• TASK DIRECTIONS
Line by line, restate the material exactly.

*** PROVIDED DATA ***

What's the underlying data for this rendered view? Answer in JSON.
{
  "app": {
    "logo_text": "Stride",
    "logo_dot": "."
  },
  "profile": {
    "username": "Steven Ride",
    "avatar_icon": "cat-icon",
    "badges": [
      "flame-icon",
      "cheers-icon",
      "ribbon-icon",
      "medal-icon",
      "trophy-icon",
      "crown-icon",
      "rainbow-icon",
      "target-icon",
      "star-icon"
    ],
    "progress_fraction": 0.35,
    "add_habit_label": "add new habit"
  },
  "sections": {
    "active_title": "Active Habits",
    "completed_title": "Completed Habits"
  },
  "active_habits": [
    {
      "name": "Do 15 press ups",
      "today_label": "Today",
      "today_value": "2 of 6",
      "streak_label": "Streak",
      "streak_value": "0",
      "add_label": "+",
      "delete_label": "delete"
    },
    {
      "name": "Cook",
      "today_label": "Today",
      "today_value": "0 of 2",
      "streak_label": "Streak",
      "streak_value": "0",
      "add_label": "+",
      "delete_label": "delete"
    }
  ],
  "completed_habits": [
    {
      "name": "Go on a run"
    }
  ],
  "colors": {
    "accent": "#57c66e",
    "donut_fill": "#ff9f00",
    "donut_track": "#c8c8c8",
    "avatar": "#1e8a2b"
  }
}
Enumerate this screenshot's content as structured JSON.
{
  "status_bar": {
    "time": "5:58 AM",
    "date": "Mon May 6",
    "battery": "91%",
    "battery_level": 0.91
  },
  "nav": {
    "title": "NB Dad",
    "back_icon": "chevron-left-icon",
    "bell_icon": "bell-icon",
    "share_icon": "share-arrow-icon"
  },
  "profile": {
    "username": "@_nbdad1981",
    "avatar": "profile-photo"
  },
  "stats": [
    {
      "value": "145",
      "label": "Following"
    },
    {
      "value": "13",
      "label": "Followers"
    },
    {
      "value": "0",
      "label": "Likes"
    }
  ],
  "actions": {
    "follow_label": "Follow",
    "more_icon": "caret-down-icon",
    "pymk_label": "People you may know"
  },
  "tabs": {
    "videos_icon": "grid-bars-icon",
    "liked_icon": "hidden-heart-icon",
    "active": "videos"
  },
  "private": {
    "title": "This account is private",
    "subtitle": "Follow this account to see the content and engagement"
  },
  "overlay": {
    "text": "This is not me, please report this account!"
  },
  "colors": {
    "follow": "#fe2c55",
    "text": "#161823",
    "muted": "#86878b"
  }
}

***

• FINISHED EXERCISE
What's the underlying data for this rendered view? Answer in JSON.
{
  "app": {
    "logo_text": "Stride",
    "logo_dot": "."
  },
  "profile": {
    "username": "Steven Ride",
    "avatar_icon": "cat-icon",
    "badges": [
      "flame-icon",
      "cheers-icon",
      "ribbon-icon",
      "medal-icon",
      "trophy-icon",
      "crown-icon",
      "rainbow-icon",
      "target-icon",
      "star-icon"
    ],
    "progress_fraction": 0.35,
    "add_habit_label": "add new habit"
  },
  "sections": {
    "active_title": "Active Habits",
    "completed_title": "Completed Habits"
  },
  "active_habits": [
    {
      "name": "Do 15 press ups",
      "today_label": "Today",
      "today_value": "2 of 6",
      "streak_label": "Streak",
      "streak_value": "0",
      "add_label": "+",
      "delete_label": "delete"
    },
    {
      "name": "Cook",
      "today_label": "Today",
      "today_value": "0 of 2",
      "streak_label": "Streak",
      "streak_value": "0",
      "add_label": "+",
      "delete_label": "delete"
    }
  ],
  "completed_habits": [
    {
      "name": "Go on a run"
    }
  ],
  "colors": {
    "accent": "#57c66e",
    "donut_fill": "#ff9f00",
    "donut_track": "#c8c8c8",
    "avatar": "#1e8a2b"
  }
}
Enumerate this screenshot's content as structured JSON.
{
  "status_bar": {
    "time": "5:58 AM",
    "date": "Mon May 6",
    "battery": "91%",
    "battery_level": 0.91
  },
  "nav": {
    "title": "NB Dad",
    "back_icon": "chevron-left-icon",
    "bell_icon": "bell-icon",
    "share_icon": "share-arrow-icon"
  },
  "profile": {
    "username": "@_nbdad1981",
    "avatar": "profile-photo"
  },
  "stats": [
    {
      "value": "145",
      "label": "Following"
    },
    {
      "value": "13",
      "label": "Followers"
    },
    {
      "value": "0",
      "label": "Likes"
    }
  ],
  "actions": {
    "follow_label": "Follow",
    "more_icon": "caret-down-icon",
    "pymk_label": "People you may know"
  },
  "tabs": {
    "videos_icon": "grid-bars-icon",
    "liked_icon": "hidden-heart-icon",
    "active": "videos"
  },
  "private": {
    "title": "This account is private",
    "subtitle": "Follow this account to see the content and engagement"
  },
  "overlay": {
    "text": "This is not me, please report this account!"
  },
  "colors": {
    "follow": "#fe2c55",
    "text": "#161823",
    "muted": "#86878b"
  }
}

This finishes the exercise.